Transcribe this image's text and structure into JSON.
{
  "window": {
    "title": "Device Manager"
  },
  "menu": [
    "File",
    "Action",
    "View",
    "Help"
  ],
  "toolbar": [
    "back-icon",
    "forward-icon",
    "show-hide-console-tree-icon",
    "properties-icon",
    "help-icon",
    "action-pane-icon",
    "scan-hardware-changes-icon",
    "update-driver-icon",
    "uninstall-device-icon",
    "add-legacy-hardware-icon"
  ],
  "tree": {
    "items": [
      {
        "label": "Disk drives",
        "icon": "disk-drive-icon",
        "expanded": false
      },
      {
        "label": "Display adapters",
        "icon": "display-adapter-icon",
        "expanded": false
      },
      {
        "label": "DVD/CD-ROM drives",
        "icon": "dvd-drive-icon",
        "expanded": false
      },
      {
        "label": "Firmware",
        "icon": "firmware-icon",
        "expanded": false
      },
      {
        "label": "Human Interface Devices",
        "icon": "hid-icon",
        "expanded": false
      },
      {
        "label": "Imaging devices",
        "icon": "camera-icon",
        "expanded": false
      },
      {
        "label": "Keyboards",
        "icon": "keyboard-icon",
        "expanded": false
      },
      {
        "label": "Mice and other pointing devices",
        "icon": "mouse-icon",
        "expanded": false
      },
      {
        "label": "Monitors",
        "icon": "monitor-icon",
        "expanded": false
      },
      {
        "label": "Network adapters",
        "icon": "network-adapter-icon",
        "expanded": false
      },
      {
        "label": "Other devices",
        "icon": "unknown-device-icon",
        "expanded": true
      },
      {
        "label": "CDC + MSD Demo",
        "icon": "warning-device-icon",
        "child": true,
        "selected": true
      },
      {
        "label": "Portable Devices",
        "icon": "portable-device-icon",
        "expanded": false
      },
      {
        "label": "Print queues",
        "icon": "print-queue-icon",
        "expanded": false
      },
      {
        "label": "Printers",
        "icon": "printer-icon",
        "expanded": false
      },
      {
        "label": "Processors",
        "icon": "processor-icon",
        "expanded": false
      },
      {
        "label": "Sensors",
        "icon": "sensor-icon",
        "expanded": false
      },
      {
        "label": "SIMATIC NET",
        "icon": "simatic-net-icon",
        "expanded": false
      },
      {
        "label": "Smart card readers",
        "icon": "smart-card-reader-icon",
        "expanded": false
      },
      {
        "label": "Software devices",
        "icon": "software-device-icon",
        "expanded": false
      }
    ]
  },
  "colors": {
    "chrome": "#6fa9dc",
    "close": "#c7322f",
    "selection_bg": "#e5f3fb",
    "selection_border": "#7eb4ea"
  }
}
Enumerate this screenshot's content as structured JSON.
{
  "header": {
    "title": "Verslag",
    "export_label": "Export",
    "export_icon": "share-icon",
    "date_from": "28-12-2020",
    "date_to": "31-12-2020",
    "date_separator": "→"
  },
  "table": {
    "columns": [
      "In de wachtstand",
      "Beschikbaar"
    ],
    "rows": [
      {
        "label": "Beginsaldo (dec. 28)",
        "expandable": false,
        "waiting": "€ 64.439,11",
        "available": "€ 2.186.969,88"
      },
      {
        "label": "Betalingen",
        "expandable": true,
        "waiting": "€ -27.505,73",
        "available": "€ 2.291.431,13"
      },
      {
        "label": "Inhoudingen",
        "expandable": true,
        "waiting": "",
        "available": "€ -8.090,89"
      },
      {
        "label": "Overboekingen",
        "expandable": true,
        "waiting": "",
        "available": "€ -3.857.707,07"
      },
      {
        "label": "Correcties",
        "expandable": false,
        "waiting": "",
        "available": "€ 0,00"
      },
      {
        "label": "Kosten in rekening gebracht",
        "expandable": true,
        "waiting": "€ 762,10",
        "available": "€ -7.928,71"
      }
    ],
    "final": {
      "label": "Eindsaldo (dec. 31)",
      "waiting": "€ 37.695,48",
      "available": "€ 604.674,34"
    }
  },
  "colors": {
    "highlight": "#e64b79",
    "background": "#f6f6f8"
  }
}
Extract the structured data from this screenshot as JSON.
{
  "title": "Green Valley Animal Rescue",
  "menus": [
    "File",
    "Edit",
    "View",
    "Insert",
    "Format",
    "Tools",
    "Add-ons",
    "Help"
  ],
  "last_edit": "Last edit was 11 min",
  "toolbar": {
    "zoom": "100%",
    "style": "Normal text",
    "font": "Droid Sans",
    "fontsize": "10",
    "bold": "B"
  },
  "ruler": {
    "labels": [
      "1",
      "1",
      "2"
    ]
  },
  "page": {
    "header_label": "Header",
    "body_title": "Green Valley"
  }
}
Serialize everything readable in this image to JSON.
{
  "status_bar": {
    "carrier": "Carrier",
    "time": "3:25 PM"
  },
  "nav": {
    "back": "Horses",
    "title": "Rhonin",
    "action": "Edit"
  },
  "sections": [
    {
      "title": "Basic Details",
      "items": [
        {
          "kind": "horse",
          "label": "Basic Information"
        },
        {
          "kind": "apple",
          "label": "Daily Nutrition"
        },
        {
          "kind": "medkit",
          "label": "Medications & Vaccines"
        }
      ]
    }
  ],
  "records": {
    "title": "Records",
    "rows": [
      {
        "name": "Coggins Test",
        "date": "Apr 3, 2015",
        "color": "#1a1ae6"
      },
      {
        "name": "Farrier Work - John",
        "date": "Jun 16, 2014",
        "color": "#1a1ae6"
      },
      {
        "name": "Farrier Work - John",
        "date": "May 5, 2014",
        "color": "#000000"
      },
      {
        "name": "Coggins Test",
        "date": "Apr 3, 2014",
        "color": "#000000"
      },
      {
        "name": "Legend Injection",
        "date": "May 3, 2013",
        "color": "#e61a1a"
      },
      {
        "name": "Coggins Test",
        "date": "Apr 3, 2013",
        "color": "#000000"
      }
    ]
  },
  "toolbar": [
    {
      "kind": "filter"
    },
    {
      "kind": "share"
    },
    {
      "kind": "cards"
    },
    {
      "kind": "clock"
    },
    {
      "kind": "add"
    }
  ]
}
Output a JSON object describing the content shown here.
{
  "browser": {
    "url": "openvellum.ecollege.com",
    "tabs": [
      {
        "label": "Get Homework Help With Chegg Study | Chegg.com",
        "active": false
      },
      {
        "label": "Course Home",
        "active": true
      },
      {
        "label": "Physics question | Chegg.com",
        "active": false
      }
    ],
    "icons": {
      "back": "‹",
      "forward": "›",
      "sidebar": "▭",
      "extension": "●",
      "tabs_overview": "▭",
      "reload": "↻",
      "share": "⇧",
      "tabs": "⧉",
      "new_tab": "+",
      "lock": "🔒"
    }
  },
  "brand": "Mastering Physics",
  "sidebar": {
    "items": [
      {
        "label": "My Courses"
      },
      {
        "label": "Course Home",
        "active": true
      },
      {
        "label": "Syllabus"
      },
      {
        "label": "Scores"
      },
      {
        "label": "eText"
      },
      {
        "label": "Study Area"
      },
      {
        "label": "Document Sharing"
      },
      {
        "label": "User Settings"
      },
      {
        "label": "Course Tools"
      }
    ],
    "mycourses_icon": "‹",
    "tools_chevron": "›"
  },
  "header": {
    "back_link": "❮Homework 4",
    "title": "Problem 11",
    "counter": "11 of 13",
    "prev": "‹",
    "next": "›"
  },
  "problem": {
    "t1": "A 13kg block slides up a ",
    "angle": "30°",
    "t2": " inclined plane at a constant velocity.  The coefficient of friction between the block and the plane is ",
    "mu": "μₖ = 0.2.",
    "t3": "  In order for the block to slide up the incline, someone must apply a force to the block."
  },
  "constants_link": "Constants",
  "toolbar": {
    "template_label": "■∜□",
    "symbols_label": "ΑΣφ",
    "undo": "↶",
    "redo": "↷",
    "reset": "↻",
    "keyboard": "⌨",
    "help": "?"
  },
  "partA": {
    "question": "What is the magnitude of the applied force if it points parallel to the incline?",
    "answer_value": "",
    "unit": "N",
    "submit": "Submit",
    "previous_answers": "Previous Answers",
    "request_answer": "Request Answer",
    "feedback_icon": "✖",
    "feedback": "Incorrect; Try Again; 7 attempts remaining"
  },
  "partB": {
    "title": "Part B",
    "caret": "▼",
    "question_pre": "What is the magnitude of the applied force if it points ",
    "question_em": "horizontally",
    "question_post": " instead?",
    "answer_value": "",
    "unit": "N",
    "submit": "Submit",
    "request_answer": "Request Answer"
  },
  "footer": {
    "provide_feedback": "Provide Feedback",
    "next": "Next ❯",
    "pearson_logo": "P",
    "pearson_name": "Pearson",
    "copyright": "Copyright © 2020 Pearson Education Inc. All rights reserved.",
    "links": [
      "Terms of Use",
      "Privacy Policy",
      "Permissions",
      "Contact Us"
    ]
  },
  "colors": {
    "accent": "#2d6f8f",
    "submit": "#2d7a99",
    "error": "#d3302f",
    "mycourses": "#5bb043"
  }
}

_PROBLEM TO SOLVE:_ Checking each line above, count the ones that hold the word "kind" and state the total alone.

_WRITTEN ANSWER:_ 8